• Problem description: No pictures are to be included when the entries below are reproduced exactly.

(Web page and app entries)
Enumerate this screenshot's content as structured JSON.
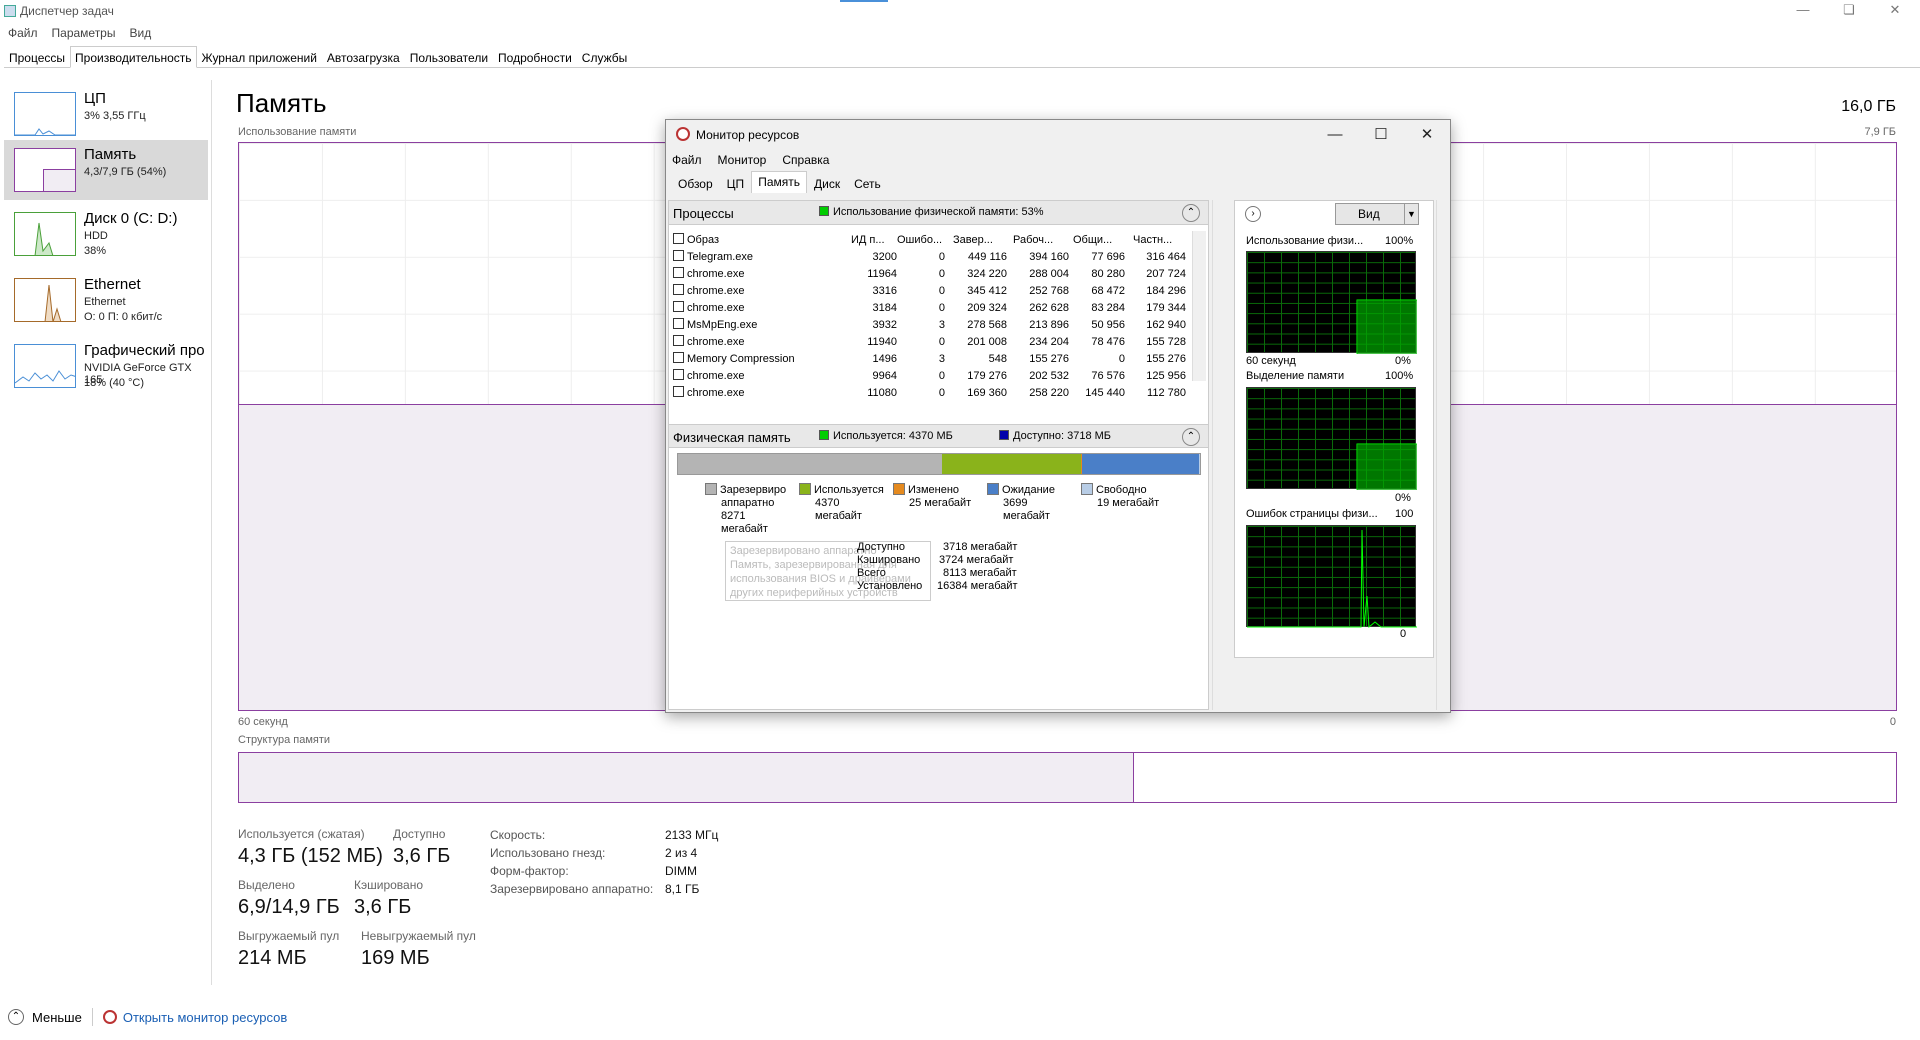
{
  "window": {
    "title": "Диспетчер задач"
  },
  "menu": [
    "Файл",
    "Параметры",
    "Вид"
  ],
  "tabs": [
    "Процессы",
    "Производительность",
    "Журнал приложений",
    "Автозагрузка",
    "Пользователи",
    "Подробности",
    "Службы"
  ],
  "sidebar": [
    {
      "name": "ЦП",
      "l2": "3% 3,55 ГГц",
      "l3": ""
    },
    {
      "name": "Память",
      "l2": "4,3/7,9 ГБ (54%)",
      "l3": ""
    },
    {
      "name": "Диск 0 (C: D:)",
      "l2": "HDD",
      "l3": "38%"
    },
    {
      "name": "Ethernet",
      "l2": "Ethernet",
      "l3": "О: 0 П: 0 кбит/с"
    },
    {
      "name": "Графический про",
      "l2": "NVIDIA GeForce GTX 165",
      "l3": "18% (40 °C)"
    }
  ],
  "main": {
    "title": "Память",
    "total": "16,0 ГБ",
    "usage_label": "Использование памяти",
    "usage_max": "7,9 ГБ",
    "time_label": "60 секунд",
    "time_zero": "0",
    "struct_label": "Структура памяти",
    "graph_fill_fraction": 0.54
  },
  "stats": [
    {
      "label": "Используется (сжатая)",
      "value": "4,3 ГБ (152 МБ)"
    },
    {
      "label": "Доступно",
      "value": "3,6 ГБ"
    },
    {
      "label": "Выделено",
      "value": "6,9/14,9 ГБ"
    },
    {
      "label": "Кэшировано",
      "value": "3,6 ГБ"
    },
    {
      "label": "Выгружаемый пул",
      "value": "214 МБ"
    },
    {
      "label": "Невыгружаемый пул",
      "value": "169 МБ"
    }
  ],
  "kv": [
    {
      "k": "Скорость:",
      "v": "2133 МГц"
    },
    {
      "k": "Использовано гнезд:",
      "v": "2 из 4"
    },
    {
      "k": "Форм-фактор:",
      "v": "DIMM"
    },
    {
      "k": "Зарезервировано аппаратно:",
      "v": "8,1 ГБ"
    }
  ],
  "bottom": {
    "less": "Меньше",
    "open_rm": "Открыть монитор ресурсов"
  },
  "rm": {
    "title": "Монитор ресурсов",
    "menu": [
      "Файл",
      "Монитор",
      "Справка"
    ],
    "tabs": [
      "Обзор",
      "ЦП",
      "Память",
      "Диск",
      "Сеть"
    ],
    "processes": {
      "title": "Процессы",
      "usage": "Использование физической памяти: 53%",
      "columns": [
        "Образ",
        "ИД п...",
        "Ошибо...",
        "Завер...",
        "Рабоч...",
        "Общи...",
        "Частн..."
      ],
      "rows": [
        [
          "Telegram.exe",
          "3200",
          "0",
          "449 116",
          "394 160",
          "77 696",
          "316 464"
        ],
        [
          "chrome.exe",
          "11964",
          "0",
          "324 220",
          "288 004",
          "80 280",
          "207 724"
        ],
        [
          "chrome.exe",
          "3316",
          "0",
          "345 412",
          "252 768",
          "68 472",
          "184 296"
        ],
        [
          "chrome.exe",
          "3184",
          "0",
          "209 324",
          "262 628",
          "83 284",
          "179 344"
        ],
        [
          "MsMpEng.exe",
          "3932",
          "3",
          "278 568",
          "213 896",
          "50 956",
          "162 940"
        ],
        [
          "chrome.exe",
          "11940",
          "0",
          "201 008",
          "234 204",
          "78 476",
          "155 728"
        ],
        [
          "Memory Compression",
          "1496",
          "3",
          "548",
          "155 276",
          "0",
          "155 276"
        ],
        [
          "chrome.exe",
          "9964",
          "0",
          "179 276",
          "202 532",
          "76 576",
          "125 956"
        ],
        [
          "chrome.exe",
          "11080",
          "0",
          "169 360",
          "258 220",
          "145 440",
          "112 780"
        ]
      ]
    },
    "physical": {
      "title": "Физическая память",
      "used": "Используется: 4370 МБ",
      "avail": "Доступно: 3718 МБ",
      "legend": [
        {
          "name": "Зарезервиро",
          "l2": "аппаратно",
          "l3": "8271",
          "l4": "мегабайт",
          "color": "#b4b4b4"
        },
        {
          "name": "Используется",
          "l2": "4370",
          "l3": "мегабайт",
          "l4": "",
          "color": "#8ab31b"
        },
        {
          "name": "Изменено",
          "l2": "25 мегабайт",
          "l3": "",
          "l4": "",
          "color": "#e58a1f"
        },
        {
          "name": "Ожидание",
          "l2": "3699",
          "l3": "мегабайт",
          "l4": "",
          "color": "#4a7fc8"
        },
        {
          "name": "Свободно",
          "l2": "19 мегабайт",
          "l3": "",
          "l4": "",
          "color": "#b8cde6"
        }
      ],
      "summary": [
        {
          "k": "Доступно",
          "v": "3718 мегабайт"
        },
        {
          "k": "Кэшировано",
          "v": "3724 мегабайт"
        },
        {
          "k": "Всего",
          "v": "8113 мегабайт"
        },
        {
          "k": "Установлено",
          "v": "16384 мегабайт"
        }
      ],
      "tooltip": [
        "Зарезервировано аппаратно",
        "Память, зарезервированная для",
        "использования BIOS и драйверами",
        "других периферийных устройств"
      ]
    },
    "right": {
      "view": "Вид",
      "g1": {
        "title": "Использование физи...",
        "max": "100%",
        "time": "60 секунд",
        "min": "0%"
      },
      "g2": {
        "title": "Выделение памяти",
        "max": "100%",
        "min": "0%"
      },
      "g3": {
        "title": "Ошибок страницы физи...",
        "max": "100",
        "min": "0"
      }
    }
  }
}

• Finished task:
Enumerate this screenshot's content as structured JSON.
{
  "window": {
    "title": "Диспетчер задач"
  },
  "menu": [
    "Файл",
    "Параметры",
    "Вид"
  ],
  "tabs": [
    "Процессы",
    "Производительность",
    "Журнал приложений",
    "Автозагрузка",
    "Пользователи",
    "Подробности",
    "Службы"
  ],
  "sidebar": [
    {
      "name": "ЦП",
      "l2": "3% 3,55 ГГц",
      "l3": ""
    },
    {
      "name": "Память",
      "l2": "4,3/7,9 ГБ (54%)",
      "l3": ""
    },
    {
      "name": "Диск 0 (C: D:)",
      "l2": "HDD",
      "l3": "38%"
    },
    {
      "name": "Ethernet",
      "l2": "Ethernet",
      "l3": "О: 0 П: 0 кбит/с"
    },
    {
      "name": "Графический про",
      "l2": "NVIDIA GeForce GTX 165",
      "l3": "18% (40 °C)"
    }
  ],
  "main": {
    "title": "Память",
    "total": "16,0 ГБ",
    "usage_label": "Использование памяти",
    "usage_max": "7,9 ГБ",
    "time_label": "60 секунд",
    "time_zero": "0",
    "struct_label": "Структура памяти",
    "graph_fill_fraction": 0.54
  },
  "stats": [
    {
      "label": "Используется (сжатая)",
      "value": "4,3 ГБ (152 МБ)"
    },
    {
      "label": "Доступно",
      "value": "3,6 ГБ"
    },
    {
      "label": "Выделено",
      "value": "6,9/14,9 ГБ"
    },
    {
      "label": "Кэшировано",
      "value": "3,6 ГБ"
    },
    {
      "label": "Выгружаемый пул",
      "value": "214 МБ"
    },
    {
      "label": "Невыгружаемый пул",
      "value": "169 МБ"
    }
  ],
  "kv": [
    {
      "k": "Скорость:",
      "v": "2133 МГц"
    },
    {
      "k": "Использовано гнезд:",
      "v": "2 из 4"
    },
    {
      "k": "Форм-фактор:",
      "v": "DIMM"
    },
    {
      "k": "Зарезервировано аппаратно:",
      "v": "8,1 ГБ"
    }
  ],
  "bottom": {
    "less": "Меньше",
    "open_rm": "Открыть монитор ресурсов"
  },
  "rm": {
    "title": "Монитор ресурсов",
    "menu": [
      "Файл",
      "Монитор",
      "Справка"
    ],
    "tabs": [
      "Обзор",
      "ЦП",
      "Память",
      "Диск",
      "Сеть"
    ],
    "processes": {
      "title": "Процессы",
      "usage": "Использование физической памяти: 53%",
      "columns": [
        "Образ",
        "ИД п...",
        "Ошибо...",
        "Завер...",
        "Рабоч...",
        "Общи...",
        "Частн..."
      ],
      "rows": [
        [
          "Telegram.exe",
          "3200",
          "0",
          "449 116",
          "394 160",
          "77 696",
          "316 464"
        ],
        [
          "chrome.exe",
          "11964",
          "0",
          "324 220",
          "288 004",
          "80 280",
          "207 724"
        ],
        [
          "chrome.exe",
          "3316",
          "0",
          "345 412",
          "252 768",
          "68 472",
          "184 296"
        ],
        [
          "chrome.exe",
          "3184",
          "0",
          "209 324",
          "262 628",
          "83 284",
          "179 344"
        ],
        [
          "MsMpEng.exe",
          "3932",
          "3",
          "278 568",
          "213 896",
          "50 956",
          "162 940"
        ],
        [
          "chrome.exe",
          "11940",
          "0",
          "201 008",
          "234 204",
          "78 476",
          "155 728"
        ],
        [
          "Memory Compression",
          "1496",
          "3",
          "548",
          "155 276",
          "0",
          "155 276"
        ],
        [
          "chrome.exe",
          "9964",
          "0",
          "179 276",
          "202 532",
          "76 576",
          "125 956"
        ],
        [
          "chrome.exe",
          "11080",
          "0",
          "169 360",
          "258 220",
          "145 440",
          "112 780"
        ]
      ]
    },
    "physical": {
      "title": "Физическая память",
      "used": "Используется: 4370 МБ",
      "avail": "Доступно: 3718 МБ",
      "legend": [
        {
          "name": "Зарезервиро",
          "l2": "аппаратно",
          "l3": "8271",
          "l4": "мегабайт",
          "color": "#b4b4b4"
        },
        {
          "name": "Используется",
          "l2": "4370",
          "l3": "мегабайт",
          "l4": "",
          "color": "#8ab31b"
        },
        {
          "name": "Изменено",
          "l2": "25 мегабайт",
          "l3": "",
          "l4": "",
          "color": "#e58a1f"
        },
        {
          "name": "Ожидание",
          "l2": "3699",
          "l3": "мегабайт",
          "l4": "",
          "color": "#4a7fc8"
        },
        {
          "name": "Свободно",
          "l2": "19 мегабайт",
          "l3": "",
          "l4": "",
          "color": "#b8cde6"
        }
      ],
      "summary": [
        {
          "k": "Доступно",
          "v": "3718 мегабайт"
        },
        {
          "k": "Кэшировано",
          "v": "3724 мегабайт"
        },
        {
          "k": "Всего",
          "v": "8113 мегабайт"
        },
        {
          "k": "Установлено",
          "v": "16384 мегабайт"
        }
      ],
      "tooltip": [
        "Зарезервировано аппаратно",
        "Память, зарезервированная для",
        "использования BIOS и драйверами",
        "других периферийных устройств"
      ]
    },
    "right": {
      "view": "Вид",
      "g1": {
        "title": "Использование физи...",
        "max": "100%",
        "time": "60 секунд",
        "min": "0%"
      },
      "g2": {
        "title": "Выделение памяти",
        "max": "100%",
        "min": "0%"
      },
      "g3": {
        "title": "Ошибок страницы физи...",
        "max": "100",
        "min": "0"
      }
    }
  }
}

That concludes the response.